Thursday, Oct. 30 (CBS)
Series Debut: A fat, loudmouthed, sports-obsessed Bah-ston family has a gay son—and, go for borderline homophobic comedy! Or borderline comedy, period. Even sadder than the continued use of The Laugh Track (yes, there's only one—all the shows share it) in 2014 is the abject laziness in the writing, staging and execution of The McCarthys: It's like a CBS programmer found a cheap '80s pilot in the closet, dusted it off and said "Here, just jam this into 8:30 so we can hit happy hour and blow some Big Bang money!" Unfortunately, it'll probably work (re: last season's The Millers).
Thursday, Oct. 30 (MTV)
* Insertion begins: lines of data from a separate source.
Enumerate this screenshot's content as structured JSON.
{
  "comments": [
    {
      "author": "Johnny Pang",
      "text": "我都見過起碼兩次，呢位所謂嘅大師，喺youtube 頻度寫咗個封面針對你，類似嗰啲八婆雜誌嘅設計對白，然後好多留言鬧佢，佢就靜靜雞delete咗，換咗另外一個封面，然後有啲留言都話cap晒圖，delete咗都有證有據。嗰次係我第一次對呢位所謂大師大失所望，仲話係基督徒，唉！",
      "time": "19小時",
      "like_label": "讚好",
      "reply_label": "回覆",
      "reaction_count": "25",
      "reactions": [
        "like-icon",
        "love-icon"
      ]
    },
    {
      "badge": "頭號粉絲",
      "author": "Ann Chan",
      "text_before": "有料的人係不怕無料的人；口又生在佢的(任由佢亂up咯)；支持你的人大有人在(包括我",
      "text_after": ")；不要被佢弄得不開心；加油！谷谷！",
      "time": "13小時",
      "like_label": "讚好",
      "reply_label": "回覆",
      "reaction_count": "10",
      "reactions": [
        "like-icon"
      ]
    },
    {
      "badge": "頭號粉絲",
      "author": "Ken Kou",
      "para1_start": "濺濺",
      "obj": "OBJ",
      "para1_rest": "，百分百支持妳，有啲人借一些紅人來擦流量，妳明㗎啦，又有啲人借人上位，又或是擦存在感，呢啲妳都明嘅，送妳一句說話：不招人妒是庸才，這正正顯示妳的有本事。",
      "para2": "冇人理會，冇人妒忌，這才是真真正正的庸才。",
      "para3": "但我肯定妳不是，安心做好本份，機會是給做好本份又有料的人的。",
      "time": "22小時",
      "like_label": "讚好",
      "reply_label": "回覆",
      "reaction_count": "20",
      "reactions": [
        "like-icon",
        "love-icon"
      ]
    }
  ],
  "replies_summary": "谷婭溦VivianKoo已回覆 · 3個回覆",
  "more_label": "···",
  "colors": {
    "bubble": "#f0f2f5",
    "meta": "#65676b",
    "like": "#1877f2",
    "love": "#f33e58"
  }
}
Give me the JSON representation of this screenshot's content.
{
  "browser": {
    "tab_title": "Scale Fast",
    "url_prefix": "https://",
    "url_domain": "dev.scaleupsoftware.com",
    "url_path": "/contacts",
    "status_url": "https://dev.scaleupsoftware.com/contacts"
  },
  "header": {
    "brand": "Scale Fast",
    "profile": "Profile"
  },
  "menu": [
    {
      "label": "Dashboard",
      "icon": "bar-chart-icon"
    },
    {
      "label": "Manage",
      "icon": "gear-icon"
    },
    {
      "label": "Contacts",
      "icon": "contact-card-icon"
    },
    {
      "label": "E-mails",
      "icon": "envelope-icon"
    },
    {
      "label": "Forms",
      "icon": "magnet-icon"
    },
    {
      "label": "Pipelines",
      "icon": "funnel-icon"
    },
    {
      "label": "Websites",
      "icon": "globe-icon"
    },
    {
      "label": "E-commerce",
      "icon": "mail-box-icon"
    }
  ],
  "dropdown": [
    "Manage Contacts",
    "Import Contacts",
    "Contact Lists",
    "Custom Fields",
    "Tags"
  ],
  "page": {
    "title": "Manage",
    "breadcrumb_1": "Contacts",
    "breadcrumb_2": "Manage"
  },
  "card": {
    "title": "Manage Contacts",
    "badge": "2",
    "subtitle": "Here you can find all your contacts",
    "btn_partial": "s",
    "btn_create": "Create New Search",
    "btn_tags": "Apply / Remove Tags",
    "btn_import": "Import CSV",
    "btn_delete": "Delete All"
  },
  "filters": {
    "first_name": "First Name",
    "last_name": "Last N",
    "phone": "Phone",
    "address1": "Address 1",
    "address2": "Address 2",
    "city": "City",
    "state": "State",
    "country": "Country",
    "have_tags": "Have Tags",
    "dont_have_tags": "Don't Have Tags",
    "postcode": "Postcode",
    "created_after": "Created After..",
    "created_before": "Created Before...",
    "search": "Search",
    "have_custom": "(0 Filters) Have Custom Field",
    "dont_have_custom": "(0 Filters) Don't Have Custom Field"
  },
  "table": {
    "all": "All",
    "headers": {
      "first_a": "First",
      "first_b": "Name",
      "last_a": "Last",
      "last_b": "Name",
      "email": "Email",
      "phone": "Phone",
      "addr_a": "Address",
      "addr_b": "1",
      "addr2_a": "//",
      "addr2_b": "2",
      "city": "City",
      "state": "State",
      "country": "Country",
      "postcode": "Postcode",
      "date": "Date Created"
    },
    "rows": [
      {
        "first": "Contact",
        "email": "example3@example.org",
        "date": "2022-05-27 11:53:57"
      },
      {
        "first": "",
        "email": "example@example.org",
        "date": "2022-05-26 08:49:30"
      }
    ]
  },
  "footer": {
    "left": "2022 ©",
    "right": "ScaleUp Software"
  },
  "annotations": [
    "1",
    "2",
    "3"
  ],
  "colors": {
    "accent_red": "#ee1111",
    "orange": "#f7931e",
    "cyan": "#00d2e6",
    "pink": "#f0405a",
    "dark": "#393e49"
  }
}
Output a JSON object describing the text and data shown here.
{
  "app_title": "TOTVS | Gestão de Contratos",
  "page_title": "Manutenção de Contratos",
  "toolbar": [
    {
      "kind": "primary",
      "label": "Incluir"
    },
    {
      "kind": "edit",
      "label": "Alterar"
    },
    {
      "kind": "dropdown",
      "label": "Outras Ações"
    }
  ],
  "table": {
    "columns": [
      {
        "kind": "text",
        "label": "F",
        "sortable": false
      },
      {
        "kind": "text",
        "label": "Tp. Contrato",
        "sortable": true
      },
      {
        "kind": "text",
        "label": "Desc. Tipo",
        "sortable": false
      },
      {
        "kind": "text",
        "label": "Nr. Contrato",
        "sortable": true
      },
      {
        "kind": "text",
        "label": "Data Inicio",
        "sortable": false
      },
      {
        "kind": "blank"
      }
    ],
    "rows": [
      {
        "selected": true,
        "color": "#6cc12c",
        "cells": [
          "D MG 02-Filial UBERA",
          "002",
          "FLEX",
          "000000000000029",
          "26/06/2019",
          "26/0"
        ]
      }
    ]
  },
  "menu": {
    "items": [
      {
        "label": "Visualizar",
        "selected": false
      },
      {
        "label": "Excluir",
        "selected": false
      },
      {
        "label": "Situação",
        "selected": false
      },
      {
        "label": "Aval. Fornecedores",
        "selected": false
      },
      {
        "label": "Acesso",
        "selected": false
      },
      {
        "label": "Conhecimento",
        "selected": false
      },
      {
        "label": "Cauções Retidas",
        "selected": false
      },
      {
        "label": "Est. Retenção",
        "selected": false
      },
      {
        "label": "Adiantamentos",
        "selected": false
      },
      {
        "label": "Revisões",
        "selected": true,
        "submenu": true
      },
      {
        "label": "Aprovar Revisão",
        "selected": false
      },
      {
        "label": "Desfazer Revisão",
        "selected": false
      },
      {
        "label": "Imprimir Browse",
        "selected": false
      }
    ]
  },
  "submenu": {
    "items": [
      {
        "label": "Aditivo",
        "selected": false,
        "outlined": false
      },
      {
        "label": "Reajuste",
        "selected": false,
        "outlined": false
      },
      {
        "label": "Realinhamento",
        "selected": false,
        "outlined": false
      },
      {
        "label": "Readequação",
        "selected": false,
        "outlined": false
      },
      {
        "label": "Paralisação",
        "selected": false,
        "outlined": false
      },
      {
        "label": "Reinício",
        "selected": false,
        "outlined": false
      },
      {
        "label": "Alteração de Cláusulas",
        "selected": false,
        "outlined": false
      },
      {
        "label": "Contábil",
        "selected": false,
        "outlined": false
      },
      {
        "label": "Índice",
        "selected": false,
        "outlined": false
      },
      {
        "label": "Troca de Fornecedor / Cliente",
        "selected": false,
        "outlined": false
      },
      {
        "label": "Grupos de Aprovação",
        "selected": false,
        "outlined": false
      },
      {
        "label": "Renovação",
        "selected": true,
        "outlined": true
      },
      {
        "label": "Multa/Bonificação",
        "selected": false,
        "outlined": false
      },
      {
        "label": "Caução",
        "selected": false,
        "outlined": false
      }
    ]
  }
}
Series Debut: Remember how proud MTV was of Buckwild, its southern-redneck answer to Jersey Shore—minus the intellectual discourse and hair products—and obligatory network Hicks R Durned Funny reality product? That is, until one of the stars turned up dead in a swamp at 21 last year and MTV "respectfully" canceled the show? The grieving period is over! Meet the Slednecks, a wacky group of half-naked/fully intoxicated Wasilla, Alaska, 20-somethings who like "polar bear plunges, airboating on ice, glacier parties, river wakeboarding, human catapulting" and, dare to dream, drunken brawls with Palins. Slednecks will likely be a hit—until one of the cast members meets with his/her "death by walrus misadventure" (it's a thing in Alaska, I hear).
One Starry Christmas
Saturday, Nov. 1 (Hallmark)
Movie: It's the first day of November, and here's a new Christmas original? Congratulations, Hallmark [slow clap]. Sarah Carter (you may know her from Falling Skies as Maggie, she of the impossibly-perfect post-apocalyptic blond hair) stars as an "aspiring astronomy professor and Christmas enthusiast"—wait, it gets better—who falls for a "charming cowboy" (Damon Runyan) who, coincidentally, also enjoys constellations, Christmas and wooing away the girlfriends of dumb ol' career men who insist on working over the holidays (Paul Popowich). Only 54 more days of this ...
Marvel: 75 Years, From Pulp to Pop
Tuesday, Nov. 4 (ABC)
Special: It would have made more sense to schedule this Marvel Comics retrospective before a new episode of Agents of S.H.I.E.L.D. instead of expecting struggling sitcom Selfie (which you should be watching harder) to deliver a lead-in audience, but who am I to question the marketing genius of Marvel? "Leaking" that Avengers: Age of Ultron trailer last week was ridiculously brilliant, after all. Anyway: 75 Years, From Pulp to Pop squeezes a surprising amount of Marvel history into an hour, documenting the good times, the bad times, and the current Galactic Entertainment Domination times, though the genius of Howard the Duck (the '70s comic book, not the '80s movie) will never receive enough recognition to satisfy The Only TV Column That Matters™.
American Horror Story: Freak Show
New Season: Before watching the first two episodes of Freak Show (which arrived in the mail the day before the season premiere—you're usually so timely, FX, what happened?), I didn't think American Horror Story would ever top Season 1. Season 2 (Asylum) was a mess, Season 3 (Coven) was a slight improvement, but the original remains damned near perfect. Aside from the terrifying Stabby (actual name: Twisty) the Clown, the 1950s carnival-set Freak Show has been short on big scares thus far, but the atmosphere is rich and the cinematography is more gorgeous than anything currently in TV or film. If you tuned out of AHS, now is the time to catch up. It's worth the Stabby the Clown nightmares.